WORK REQUIRED: Every line of the entries below that includes "avec" belongs in the answer, copied as written.
- - -
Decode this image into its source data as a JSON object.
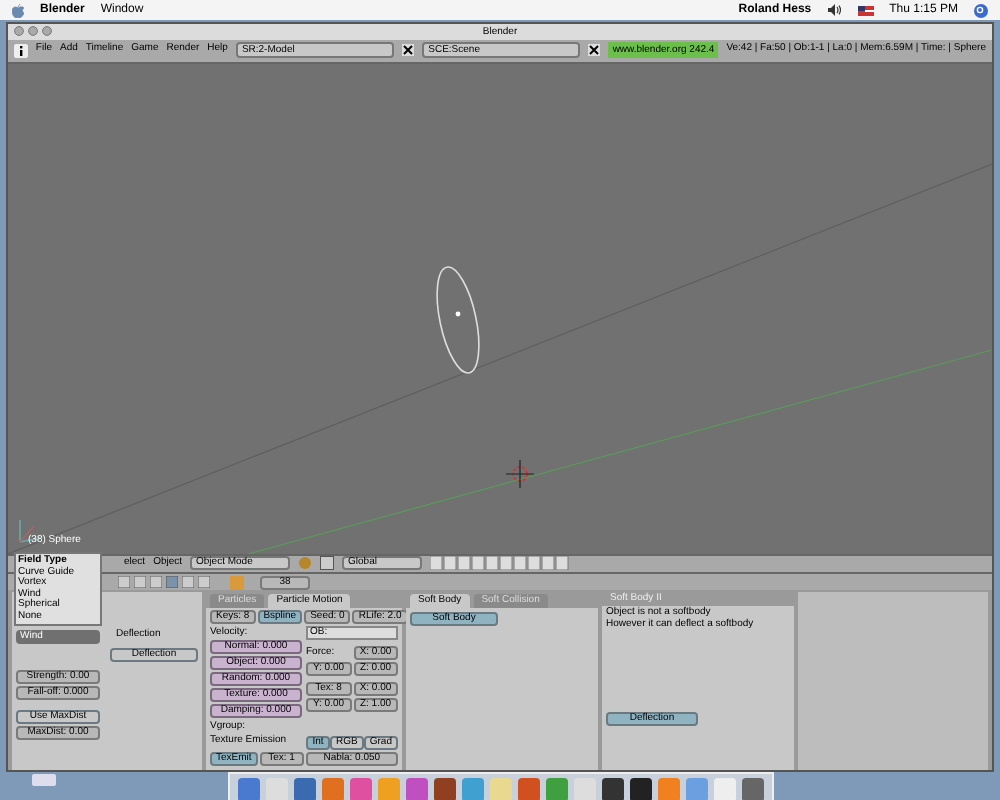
{
  "menubar": {
    "app": "Blender",
    "menus": [
      "Window"
    ],
    "user": "Roland Hess",
    "clock": "Thu 1:15 PM"
  },
  "window": {
    "title": "Blender"
  },
  "header": {
    "menus": [
      "File",
      "Add",
      "Timeline",
      "Game",
      "Render",
      "Help"
    ],
    "screen": "SR:2-Model",
    "scene": "SCE:Scene",
    "version": "www.blender.org 242.4",
    "stats": "Ve:42 | Fa:50 | Ob:1-1 | La:0 | Mem:6.59M | Time: | Sphere"
  },
  "viewport": {
    "object_label": "(38) Sphere"
  },
  "view_header": {
    "menus": [
      "elect",
      "Object"
    ],
    "mode": "Object Mode",
    "orientation": "Global"
  },
  "buttons_header": {
    "frame": "38"
  },
  "field_menu": {
    "title": "Field Type",
    "items": [
      "Curve Guide",
      "Vortex",
      "Wind",
      "Spherical",
      "None"
    ]
  },
  "fields_panel": {
    "field_type": "Wind",
    "deflection_label": "Deflection",
    "deflection_button": "Deflection",
    "fields": [
      "Strength: 0.00",
      "Fall-off: 0.000"
    ],
    "use_maxdist": "Use MaxDist",
    "maxdist": "MaxDist: 0.00"
  },
  "particle_panel": {
    "tabs": [
      {
        "label": "Particles",
        "selected": false
      },
      {
        "label": "Particle Motion",
        "selected": true
      }
    ],
    "top_row": [
      {
        "label": "Keys: 8",
        "kind": "num"
      },
      {
        "label": "Bspline",
        "kind": "toggle",
        "selected": true
      },
      {
        "label": "Seed: 0",
        "kind": "num"
      },
      {
        "label": "RLife: 2.0",
        "kind": "num"
      }
    ],
    "velocity_label": "Velocity:",
    "velocity": [
      "Normal: 0.000",
      "Object: 0.000",
      "Random: 0.000",
      "Texture: 0.000",
      "Damping: 0.000"
    ],
    "vgroup": "Vgroup:",
    "ob": "OB:",
    "force": {
      "label": "Force:",
      "fields": [
        "X: 0.00",
        "Y: 0.00",
        "Z: 0.00"
      ]
    },
    "tex_fields": [
      "Tex: 8",
      "X: 0.00",
      "Y: 0.00",
      "Z: 1.00"
    ],
    "emission_label": "Texture Emission",
    "modes": [
      {
        "label": "Int",
        "selected": true
      },
      {
        "label": "RGB",
        "selected": false
      },
      {
        "label": "Grad",
        "selected": false
      }
    ],
    "texemit": {
      "label": "TexEmit",
      "selected": true
    },
    "tex_index": "Tex: 1",
    "nabla": "Nabla: 0.050"
  },
  "softbody_panel": {
    "tabs": [
      {
        "label": "Soft Body",
        "selected": true
      },
      {
        "label": "Soft Collision",
        "selected": false
      }
    ],
    "button": "Soft Body"
  },
  "softbody2_panel": {
    "title": "Soft Body II",
    "lines": [
      "Object is not a softbody",
      "However it can deflect a softbody"
    ],
    "button": "Deflection"
  }
}
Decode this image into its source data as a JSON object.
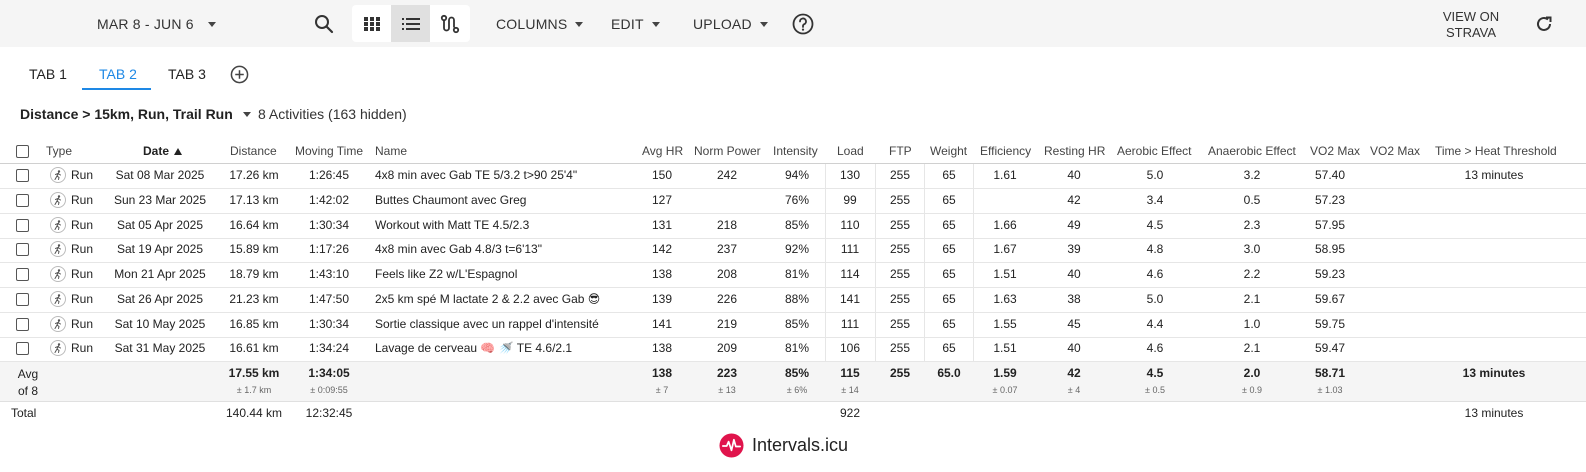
{
  "toolbar": {
    "date_range": "MAR 8 - JUN 6",
    "columns_label": "COLUMNS",
    "edit_label": "EDIT",
    "upload_label": "UPLOAD",
    "view_on_strava_line1": "VIEW ON",
    "view_on_strava_line2": "STRAVA"
  },
  "tabs": [
    {
      "label": "TAB 1",
      "active": false
    },
    {
      "label": "TAB 2",
      "active": true
    },
    {
      "label": "TAB 3",
      "active": false
    }
  ],
  "filter": {
    "label": "Distance > 15km, Run, Trail Run",
    "count": "8 Activities (163 hidden)"
  },
  "columns": {
    "type": "Type",
    "date": "Date",
    "distance": "Distance",
    "moving_time": "Moving Time",
    "name": "Name",
    "avg_hr": "Avg HR",
    "norm_power": "Norm Power",
    "intensity": "Intensity",
    "load": "Load",
    "ftp": "FTP",
    "weight": "Weight",
    "efficiency": "Efficiency",
    "resting_hr": "Resting HR",
    "aerobic_effect": "Aerobic Effect",
    "anaerobic_effect": "Anaerobic Effect",
    "vo2max_1": "VO2 Max",
    "vo2max_2": "VO2 Max",
    "heat": "Time > Heat Threshold"
  },
  "rows": [
    {
      "type": "Run",
      "date": "Sat 08 Mar 2025",
      "distance": "17.26 km",
      "moving_time": "1:26:45",
      "name": "4x8 min avec Gab TE 5/3.2 t>90 25'4\"",
      "avg_hr": "150",
      "norm_power": "242",
      "intensity": "94%",
      "load": "130",
      "ftp": "255",
      "weight": "65",
      "efficiency": "1.61",
      "resting_hr": "40",
      "aerobic": "5.0",
      "anaerobic": "3.2",
      "vo2max": "57.40",
      "heat": "13 minutes"
    },
    {
      "type": "Run",
      "date": "Sun 23 Mar 2025",
      "distance": "17.13 km",
      "moving_time": "1:42:02",
      "name": "Buttes Chaumont avec Greg",
      "avg_hr": "127",
      "norm_power": "",
      "intensity": "76%",
      "load": "99",
      "ftp": "255",
      "weight": "65",
      "efficiency": "",
      "resting_hr": "42",
      "aerobic": "3.4",
      "anaerobic": "0.5",
      "vo2max": "57.23",
      "heat": ""
    },
    {
      "type": "Run",
      "date": "Sat 05 Apr 2025",
      "distance": "16.64 km",
      "moving_time": "1:30:34",
      "name": "Workout with Matt TE 4.5/2.3",
      "avg_hr": "131",
      "norm_power": "218",
      "intensity": "85%",
      "load": "110",
      "ftp": "255",
      "weight": "65",
      "efficiency": "1.66",
      "resting_hr": "49",
      "aerobic": "4.5",
      "anaerobic": "2.3",
      "vo2max": "57.95",
      "heat": ""
    },
    {
      "type": "Run",
      "date": "Sat 19 Apr 2025",
      "distance": "15.89 km",
      "moving_time": "1:17:26",
      "name": "4x8 min avec Gab 4.8/3 t=6'13\"",
      "avg_hr": "142",
      "norm_power": "237",
      "intensity": "92%",
      "load": "111",
      "ftp": "255",
      "weight": "65",
      "efficiency": "1.67",
      "resting_hr": "39",
      "aerobic": "4.8",
      "anaerobic": "3.0",
      "vo2max": "58.95",
      "heat": ""
    },
    {
      "type": "Run",
      "date": "Mon 21 Apr 2025",
      "distance": "18.79 km",
      "moving_time": "1:43:10",
      "name": "Feels like Z2 w/L'Espagnol",
      "avg_hr": "138",
      "norm_power": "208",
      "intensity": "81%",
      "load": "114",
      "ftp": "255",
      "weight": "65",
      "efficiency": "1.51",
      "resting_hr": "40",
      "aerobic": "4.6",
      "anaerobic": "2.2",
      "vo2max": "59.23",
      "heat": ""
    },
    {
      "type": "Run",
      "date": "Sat 26 Apr 2025",
      "distance": "21.23 km",
      "moving_time": "1:47:50",
      "name": "2x5 km spé M lactate 2 & 2.2 avec Gab 😎",
      "avg_hr": "139",
      "norm_power": "226",
      "intensity": "88%",
      "load": "141",
      "ftp": "255",
      "weight": "65",
      "efficiency": "1.63",
      "resting_hr": "38",
      "aerobic": "5.0",
      "anaerobic": "2.1",
      "vo2max": "59.67",
      "heat": ""
    },
    {
      "type": "Run",
      "date": "Sat 10 May 2025",
      "distance": "16.85 km",
      "moving_time": "1:30:34",
      "name": "Sortie classique avec un rappel d'intensité",
      "avg_hr": "141",
      "norm_power": "219",
      "intensity": "85%",
      "load": "111",
      "ftp": "255",
      "weight": "65",
      "efficiency": "1.55",
      "resting_hr": "45",
      "aerobic": "4.4",
      "anaerobic": "1.0",
      "vo2max": "59.75",
      "heat": ""
    },
    {
      "type": "Run",
      "date": "Sat 31 May 2025",
      "distance": "16.61 km",
      "moving_time": "1:34:24",
      "name": "Lavage de cerveau 🧠 🚿 TE 4.6/2.1",
      "avg_hr": "138",
      "norm_power": "209",
      "intensity": "81%",
      "load": "106",
      "ftp": "255",
      "weight": "65",
      "efficiency": "1.51",
      "resting_hr": "40",
      "aerobic": "4.6",
      "anaerobic": "2.1",
      "vo2max": "59.47",
      "heat": ""
    }
  ],
  "average": {
    "label_line1": "Avg",
    "label_line2": "of 8",
    "distance": "17.55 km",
    "distance_sd": "± 1.7 km",
    "moving_time": "1:34:05",
    "moving_time_sd": "± 0:09:55",
    "avg_hr": "138",
    "avg_hr_sd": "± 7",
    "norm_power": "223",
    "norm_power_sd": "± 13",
    "intensity": "85%",
    "intensity_sd": "± 6%",
    "load": "115",
    "load_sd": "± 14",
    "ftp": "255",
    "weight": "65.0",
    "efficiency": "1.59",
    "efficiency_sd": "± 0.07",
    "resting_hr": "42",
    "resting_hr_sd": "± 4",
    "aerobic": "4.5",
    "aerobic_sd": "± 0.5",
    "anaerobic": "2.0",
    "anaerobic_sd": "± 0.9",
    "vo2max": "58.71",
    "vo2max_sd": "± 1.03",
    "heat": "13 minutes"
  },
  "total": {
    "label": "Total",
    "distance": "140.44 km",
    "moving_time": "12:32:45",
    "load": "922",
    "heat": "13 minutes"
  },
  "brand": {
    "name": "Intervals.icu",
    "color": "#e0144c"
  },
  "colors": {
    "accent": "#1e88e5"
  }
}
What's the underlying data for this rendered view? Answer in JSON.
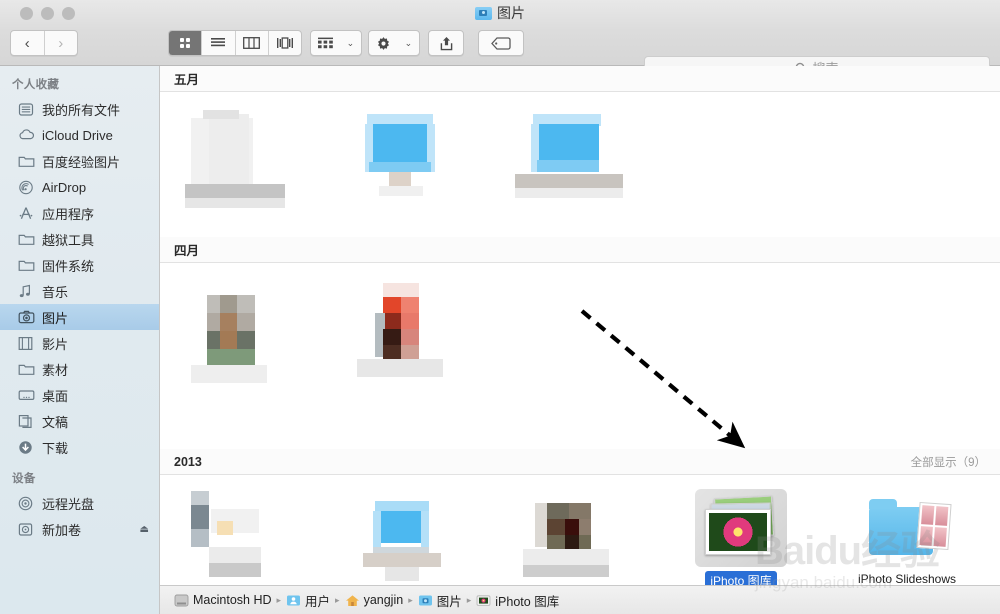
{
  "window": {
    "title": "图片",
    "title_icon": "camera-folder-icon",
    "traffic_lights": [
      "close-button",
      "minimize-button",
      "zoom-button"
    ]
  },
  "toolbar": {
    "back_label": "‹",
    "forward_label": "›",
    "views": [
      {
        "name": "icon-view",
        "label": "▦",
        "selected": true
      },
      {
        "name": "list-view",
        "label": "≡",
        "selected": false
      },
      {
        "name": "column-view",
        "label": "▥",
        "selected": false
      },
      {
        "name": "coverflow-view",
        "label": "▯",
        "selected": false
      }
    ],
    "arrange_label": "▤",
    "action_label": "✱",
    "share_label": "⬆",
    "tag_label": "🏷",
    "chevron": "⌄"
  },
  "search": {
    "placeholder": "搜索",
    "value": "",
    "icon": "search-icon"
  },
  "sidebar": {
    "sections": [
      {
        "header": "个人收藏",
        "items": [
          {
            "label": "我的所有文件",
            "icon": "all-files-icon",
            "selected": false
          },
          {
            "label": "iCloud Drive",
            "icon": "cloud-icon",
            "selected": false
          },
          {
            "label": "百度经验图片",
            "icon": "folder-icon",
            "selected": false
          },
          {
            "label": "AirDrop",
            "icon": "airdrop-icon",
            "selected": false
          },
          {
            "label": "应用程序",
            "icon": "applications-icon",
            "selected": false
          },
          {
            "label": "越狱工具",
            "icon": "folder-icon",
            "selected": false
          },
          {
            "label": "固件系统",
            "icon": "folder-icon",
            "selected": false
          },
          {
            "label": "音乐",
            "icon": "music-note-icon",
            "selected": false
          },
          {
            "label": "图片",
            "icon": "camera-icon",
            "selected": true
          },
          {
            "label": "影片",
            "icon": "film-icon",
            "selected": false
          },
          {
            "label": "素材",
            "icon": "folder-icon",
            "selected": false
          },
          {
            "label": "桌面",
            "icon": "desktop-icon",
            "selected": false
          },
          {
            "label": "文稿",
            "icon": "documents-icon",
            "selected": false
          },
          {
            "label": "下载",
            "icon": "download-icon",
            "selected": false
          }
        ]
      },
      {
        "header": "设备",
        "items": [
          {
            "label": "远程光盘",
            "icon": "optical-disc-icon",
            "selected": false
          },
          {
            "label": "新加卷",
            "icon": "hard-disk-icon",
            "selected": false,
            "eject": "⏏"
          }
        ]
      }
    ]
  },
  "content": {
    "groups": [
      {
        "title": "五月",
        "show_all": "",
        "items": [
          {
            "name": "blurred-thumbnail",
            "label": ""
          },
          {
            "name": "blurred-thumbnail",
            "label": ""
          },
          {
            "name": "blurred-thumbnail",
            "label": ""
          }
        ]
      },
      {
        "title": "四月",
        "show_all": "",
        "items": [
          {
            "name": "blurred-thumbnail",
            "label": ""
          },
          {
            "name": "blurred-thumbnail",
            "label": ""
          }
        ]
      },
      {
        "title": "2013",
        "show_all": "全部显示（9）",
        "items": [
          {
            "name": "blurred-thumbnail",
            "label": ""
          },
          {
            "name": "blurred-thumbnail",
            "label": ""
          },
          {
            "name": "blurred-thumbnail",
            "label": ""
          },
          {
            "name": "iphoto-library",
            "label": "iPhoto 图库",
            "selected": true
          },
          {
            "name": "iphoto-slideshows",
            "label": "iPhoto Slideshows",
            "selected": false
          }
        ]
      }
    ]
  },
  "pathbar": {
    "crumbs": [
      {
        "label": "Macintosh HD",
        "icon": "hard-disk-icon"
      },
      {
        "label": "用户",
        "icon": "users-folder-icon"
      },
      {
        "label": "yangjin",
        "icon": "home-icon"
      },
      {
        "label": "图片",
        "icon": "camera-folder-icon"
      },
      {
        "label": "iPhoto 图库",
        "icon": "iphoto-icon"
      }
    ],
    "separator": "▸"
  },
  "annotation": {
    "type": "dashed-arrow",
    "points_to": "iPhoto 图库"
  },
  "watermark": {
    "brand": "Baidu经验",
    "url": "jingyan.baidu.com"
  },
  "colors": {
    "selection_blue": "#2a6fd6",
    "sidebar_selected": "#b1d1ea",
    "accent": "#56b6ea"
  }
}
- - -
WRITTEN RESPONSE:
      "name": "4x8 min avec Gab TE 5/3.2 t>90 25'4\"",
      "name": "Buttes Chaumont avec Greg",
      "name": "4x8 min avec Gab 4.8/3 t=6'13\"",
      "name": "2x5 km spé M lactate 2 & 2.2 avec Gab 😎",
      "name": "Sortie classique avec un rappel d'intensité",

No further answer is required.